>>
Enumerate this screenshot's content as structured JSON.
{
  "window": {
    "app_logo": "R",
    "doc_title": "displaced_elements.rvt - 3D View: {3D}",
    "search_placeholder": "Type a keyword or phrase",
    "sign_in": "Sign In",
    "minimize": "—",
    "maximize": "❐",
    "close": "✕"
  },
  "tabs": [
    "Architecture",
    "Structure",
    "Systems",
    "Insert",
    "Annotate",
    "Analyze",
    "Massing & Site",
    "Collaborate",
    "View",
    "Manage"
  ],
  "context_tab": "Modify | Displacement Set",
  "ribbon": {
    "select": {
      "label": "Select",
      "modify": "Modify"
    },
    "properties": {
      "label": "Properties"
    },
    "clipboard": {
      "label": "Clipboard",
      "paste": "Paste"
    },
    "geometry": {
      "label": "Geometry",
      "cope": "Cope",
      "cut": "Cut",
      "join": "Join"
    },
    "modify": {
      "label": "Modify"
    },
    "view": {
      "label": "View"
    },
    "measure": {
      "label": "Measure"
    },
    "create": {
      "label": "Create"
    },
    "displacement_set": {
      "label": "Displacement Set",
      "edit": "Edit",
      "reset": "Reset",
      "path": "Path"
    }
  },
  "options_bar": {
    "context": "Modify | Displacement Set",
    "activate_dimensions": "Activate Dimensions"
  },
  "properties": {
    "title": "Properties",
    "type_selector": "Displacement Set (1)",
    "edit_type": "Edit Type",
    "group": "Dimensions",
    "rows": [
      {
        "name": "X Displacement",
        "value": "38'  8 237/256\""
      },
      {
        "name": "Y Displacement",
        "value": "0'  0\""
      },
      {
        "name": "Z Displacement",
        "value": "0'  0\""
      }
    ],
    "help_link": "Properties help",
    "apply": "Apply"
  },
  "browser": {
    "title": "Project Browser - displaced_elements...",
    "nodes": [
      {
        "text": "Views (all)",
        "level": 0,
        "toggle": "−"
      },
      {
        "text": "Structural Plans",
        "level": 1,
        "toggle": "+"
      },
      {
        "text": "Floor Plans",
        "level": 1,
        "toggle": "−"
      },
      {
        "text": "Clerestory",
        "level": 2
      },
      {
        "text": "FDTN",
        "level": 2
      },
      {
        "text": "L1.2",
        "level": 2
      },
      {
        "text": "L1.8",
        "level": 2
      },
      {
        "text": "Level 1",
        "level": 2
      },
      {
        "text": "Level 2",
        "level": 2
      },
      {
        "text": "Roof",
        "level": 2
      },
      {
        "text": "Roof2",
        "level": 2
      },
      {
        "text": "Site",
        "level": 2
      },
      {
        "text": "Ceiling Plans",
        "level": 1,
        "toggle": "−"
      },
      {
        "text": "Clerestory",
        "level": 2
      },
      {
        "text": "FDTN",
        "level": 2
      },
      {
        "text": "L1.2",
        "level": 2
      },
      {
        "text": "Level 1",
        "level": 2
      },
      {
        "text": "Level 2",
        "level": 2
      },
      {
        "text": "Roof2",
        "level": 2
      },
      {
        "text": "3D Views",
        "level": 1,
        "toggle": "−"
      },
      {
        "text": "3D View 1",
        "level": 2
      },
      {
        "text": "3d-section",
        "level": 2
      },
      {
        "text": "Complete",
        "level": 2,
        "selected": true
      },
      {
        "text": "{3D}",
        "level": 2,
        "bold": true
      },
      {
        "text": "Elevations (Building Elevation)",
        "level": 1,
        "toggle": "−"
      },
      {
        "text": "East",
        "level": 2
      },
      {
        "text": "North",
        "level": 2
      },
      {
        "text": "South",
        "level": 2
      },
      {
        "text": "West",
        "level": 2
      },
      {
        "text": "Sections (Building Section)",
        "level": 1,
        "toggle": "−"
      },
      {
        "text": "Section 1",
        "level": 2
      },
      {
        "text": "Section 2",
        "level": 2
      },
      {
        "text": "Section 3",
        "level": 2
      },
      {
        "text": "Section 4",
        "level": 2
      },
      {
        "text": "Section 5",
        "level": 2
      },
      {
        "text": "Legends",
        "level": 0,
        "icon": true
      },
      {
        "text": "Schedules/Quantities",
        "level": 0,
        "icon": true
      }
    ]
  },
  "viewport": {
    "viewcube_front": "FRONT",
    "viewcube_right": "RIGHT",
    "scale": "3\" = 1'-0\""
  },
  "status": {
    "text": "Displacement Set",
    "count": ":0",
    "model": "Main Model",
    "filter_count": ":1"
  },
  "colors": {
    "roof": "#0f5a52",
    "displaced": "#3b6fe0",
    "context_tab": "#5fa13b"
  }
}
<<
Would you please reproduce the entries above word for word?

● Response to the exercise:
Enumerate this screenshot's content as structured JSON.
{
  "window": {
    "app_logo": "R",
    "doc_title": "displaced_elements.rvt - 3D View: {3D}",
    "search_placeholder": "Type a keyword or phrase",
    "sign_in": "Sign In",
    "minimize": "—",
    "maximize": "❐",
    "close": "✕"
  },
  "tabs": [
    "Architecture",
    "Structure",
    "Systems",
    "Insert",
    "Annotate",
    "Analyze",
    "Massing & Site",
    "Collaborate",
    "View",
    "Manage"
  ],
  "context_tab": "Modify | Displacement Set",
  "ribbon": {
    "select": {
      "label": "Select",
      "modify": "Modify"
    },
    "properties": {
      "label": "Properties"
    },
    "clipboard": {
      "label": "Clipboard",
      "paste": "Paste"
    },
    "geometry": {
      "label": "Geometry",
      "cope": "Cope",
      "cut": "Cut",
      "join": "Join"
    },
    "modify": {
      "label": "Modify"
    },
    "view": {
      "label": "View"
    },
    "measure": {
      "label": "Measure"
    },
    "create": {
      "label": "Create"
    },
    "displacement_set": {
      "label": "Displacement Set",
      "edit": "Edit",
      "reset": "Reset",
      "path": "Path"
    }
  },
  "options_bar": {
    "context": "Modify | Displacement Set",
    "activate_dimensions": "Activate Dimensions"
  },
  "properties": {
    "title": "Properties",
    "type_selector": "Displacement Set (1)",
    "edit_type": "Edit Type",
    "group": "Dimensions",
    "rows": [
      {
        "name": "X Displacement",
        "value": "38'  8 237/256\""
      },
      {
        "name": "Y Displacement",
        "value": "0'  0\""
      },
      {
        "name": "Z Displacement",
        "value": "0'  0\""
      }
    ],
    "help_link": "Properties help",
    "apply": "Apply"
  },
  "browser": {
    "title": "Project Browser - displaced_elements...",
    "nodes": [
      {
        "text": "Views (all)",
        "level": 0,
        "toggle": "−"
      },
      {
        "text": "Structural Plans",
        "level": 1,
        "toggle": "+"
      },
      {
        "text": "Floor Plans",
        "level": 1,
        "toggle": "−"
      },
      {
        "text": "Clerestory",
        "level": 2
      },
      {
        "text": "FDTN",
        "level": 2
      },
      {
        "text": "L1.2",
        "level": 2
      },
      {
        "text": "L1.8",
        "level": 2
      },
      {
        "text": "Level 1",
        "level": 2
      },
      {
        "text": "Level 2",
        "level": 2
      },
      {
        "text": "Roof",
        "level": 2
      },
      {
        "text": "Roof2",
        "level": 2
      },
      {
        "text": "Site",
        "level": 2
      },
      {
        "text": "Ceiling Plans",
        "level": 1,
        "toggle": "−"
      },
      {
        "text": "Clerestory",
        "level": 2
      },
      {
        "text": "FDTN",
        "level": 2
      },
      {
        "text": "L1.2",
        "level": 2
      },
      {
        "text": "Level 1",
        "level": 2
      },
      {
        "text": "Level 2",
        "level": 2
      },
      {
        "text": "Roof2",
        "level": 2
      },
      {
        "text": "3D Views",
        "level": 1,
        "toggle": "−"
      },
      {
        "text": "3D View 1",
        "level": 2
      },
      {
        "text": "3d-section",
        "level": 2
      },
      {
        "text": "Complete",
        "level": 2,
        "selected": true
      },
      {
        "text": "{3D}",
        "level": 2,
        "bold": true
      },
      {
        "text": "Elevations (Building Elevation)",
        "level": 1,
        "toggle": "−"
      },
      {
        "text": "East",
        "level": 2
      },
      {
        "text": "North",
        "level": 2
      },
      {
        "text": "South",
        "level": 2
      },
      {
        "text": "West",
        "level": 2
      },
      {
        "text": "Sections (Building Section)",
        "level": 1,
        "toggle": "−"
      },
      {
        "text": "Section 1",
        "level": 2
      },
      {
        "text": "Section 2",
        "level": 2
      },
      {
        "text": "Section 3",
        "level": 2
      },
      {
        "text": "Section 4",
        "level": 2
      },
      {
        "text": "Section 5",
        "level": 2
      },
      {
        "text": "Legends",
        "level": 0,
        "icon": true
      },
      {
        "text": "Schedules/Quantities",
        "level": 0,
        "icon": true
      }
    ]
  },
  "viewport": {
    "viewcube_front": "FRONT",
    "viewcube_right": "RIGHT",
    "scale": "3\" = 1'-0\""
  },
  "status": {
    "text": "Displacement Set",
    "count": ":0",
    "model": "Main Model",
    "filter_count": ":1"
  },
  "colors": {
    "roof": "#0f5a52",
    "displaced": "#3b6fe0",
    "context_tab": "#5fa13b"
  }
}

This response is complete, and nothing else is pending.